Several factors will particularly shape the coming months, first and foremost the further development of the Covid 19 pandemic. The infection numbers are rising again, but with less severe disease courses occurring we expect no overburdening of the health system and no strict lockdown measures. Tailwind for the economy and the capital markets will come from monetary and fiscal policy. Central banks are committed to keep interest rates low, which is good for the recovery but increases the danger of some valuations moving away from fundamentals. In the longer term the planned EU reconstruction plan could provide a boost especially to European equities. Politically, a chaotic US election and to a lesser extent a disorderly Brexit could cause some turbulence on the stock markets, but we don’t expect these factors to be decisive. To summarize: 2020 may not be as bad as expected and even as momentum may slow down in the coming months, positive factors should prevail.

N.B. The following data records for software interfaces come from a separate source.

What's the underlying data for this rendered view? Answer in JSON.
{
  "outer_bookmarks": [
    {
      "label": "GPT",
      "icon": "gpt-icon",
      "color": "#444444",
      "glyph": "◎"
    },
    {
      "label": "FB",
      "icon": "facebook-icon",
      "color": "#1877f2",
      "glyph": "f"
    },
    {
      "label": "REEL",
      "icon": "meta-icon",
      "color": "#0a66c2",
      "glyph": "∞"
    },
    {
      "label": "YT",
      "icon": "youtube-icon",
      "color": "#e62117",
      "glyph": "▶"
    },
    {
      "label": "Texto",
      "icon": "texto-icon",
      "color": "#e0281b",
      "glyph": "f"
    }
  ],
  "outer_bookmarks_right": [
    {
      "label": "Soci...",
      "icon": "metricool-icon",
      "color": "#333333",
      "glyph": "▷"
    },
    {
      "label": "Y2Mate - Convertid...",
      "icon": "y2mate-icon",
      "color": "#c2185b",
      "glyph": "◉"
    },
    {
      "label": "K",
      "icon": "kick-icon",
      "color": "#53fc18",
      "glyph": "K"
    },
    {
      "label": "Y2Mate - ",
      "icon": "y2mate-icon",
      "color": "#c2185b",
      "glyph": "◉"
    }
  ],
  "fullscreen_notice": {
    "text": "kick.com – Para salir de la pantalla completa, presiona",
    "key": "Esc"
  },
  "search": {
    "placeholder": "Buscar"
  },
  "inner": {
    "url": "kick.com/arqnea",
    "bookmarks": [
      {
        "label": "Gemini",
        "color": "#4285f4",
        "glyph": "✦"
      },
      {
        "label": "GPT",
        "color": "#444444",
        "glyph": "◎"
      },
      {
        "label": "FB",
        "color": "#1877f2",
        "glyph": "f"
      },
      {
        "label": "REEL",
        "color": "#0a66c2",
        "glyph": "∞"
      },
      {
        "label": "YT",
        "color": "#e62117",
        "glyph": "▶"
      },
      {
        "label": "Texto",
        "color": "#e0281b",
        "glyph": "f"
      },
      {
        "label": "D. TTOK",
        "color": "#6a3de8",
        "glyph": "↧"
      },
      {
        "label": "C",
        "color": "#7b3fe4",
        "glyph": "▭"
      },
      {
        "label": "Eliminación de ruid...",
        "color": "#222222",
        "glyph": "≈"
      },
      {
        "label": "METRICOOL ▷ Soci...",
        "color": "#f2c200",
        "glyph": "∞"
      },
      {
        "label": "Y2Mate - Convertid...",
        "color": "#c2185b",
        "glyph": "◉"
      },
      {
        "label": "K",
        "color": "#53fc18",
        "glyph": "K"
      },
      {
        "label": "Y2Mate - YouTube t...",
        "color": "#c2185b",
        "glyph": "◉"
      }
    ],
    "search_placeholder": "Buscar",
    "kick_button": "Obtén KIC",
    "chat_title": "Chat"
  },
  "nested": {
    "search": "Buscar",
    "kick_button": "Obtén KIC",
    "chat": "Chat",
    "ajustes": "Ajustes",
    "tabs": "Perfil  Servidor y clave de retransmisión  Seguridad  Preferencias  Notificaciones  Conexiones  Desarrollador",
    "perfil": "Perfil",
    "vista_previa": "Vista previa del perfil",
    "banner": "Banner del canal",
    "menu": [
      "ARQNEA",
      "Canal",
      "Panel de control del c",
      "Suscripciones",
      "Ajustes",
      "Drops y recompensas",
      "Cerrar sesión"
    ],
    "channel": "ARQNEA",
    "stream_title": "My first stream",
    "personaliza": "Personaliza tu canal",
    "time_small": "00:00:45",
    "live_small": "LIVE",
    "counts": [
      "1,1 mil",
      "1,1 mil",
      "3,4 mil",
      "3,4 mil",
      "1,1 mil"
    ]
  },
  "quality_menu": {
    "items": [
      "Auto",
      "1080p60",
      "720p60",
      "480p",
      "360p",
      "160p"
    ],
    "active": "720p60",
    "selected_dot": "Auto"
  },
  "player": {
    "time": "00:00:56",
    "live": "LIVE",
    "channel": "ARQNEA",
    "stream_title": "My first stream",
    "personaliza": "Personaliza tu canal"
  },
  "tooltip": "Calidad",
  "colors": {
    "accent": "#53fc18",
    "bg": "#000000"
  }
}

Europe is the place to be
Regionally we prefer Europe to the USA. While valuations for global equities are at an all-time high, those for European ones are comparatively more attractive. The European recovery plan will offer an additional boost to European equities especially to small caps and in areas such as technology, health care and energy transition which will benefit from targeted European programs. For instance, out of 100bn € in France, 35bn € will be allocated to the energy transition. Due to the EU's ambitious sustainability targets, the stocks preferred by ESG funds will also be in favor. As the weight of growth stocks in European indices has increased in recent years these indices should offer lots of opportunities for stock pickers searching for long-term performance.
Our convictions at a glance
Stocks: Despite high valuations, we favor stocks over bonds. The recovery of the last few months was not only due to the massive liquidity injections by central banks, but also to improved economic data overall. In this environment, equities have stable and still attractive risk premiums compared to government bonds. Low interest rates support growth stocks, while for the resurgence of value we would have to see a massive, inflationary rebound of the economy.
Bonds: In the bond segment, we prefer European high-yield bonds, which offer more value potential than investment-grade securities. Even if spreads are not narrowing further, with no refinancing wall expected before 2024, there’s still some carry to capture. Short maturities offer an appropriate risk/return profile.
Diversification: In both asset classes a way to minimize risk is to avoid companies with negative future cash flows, weak growth, high debt levels and ESG controversies. Given the many uncertainties, it makes sense to hedge portfolios. While the massive inflows into gold recommend caution, buying volatility can efficiently diversify the portfolio.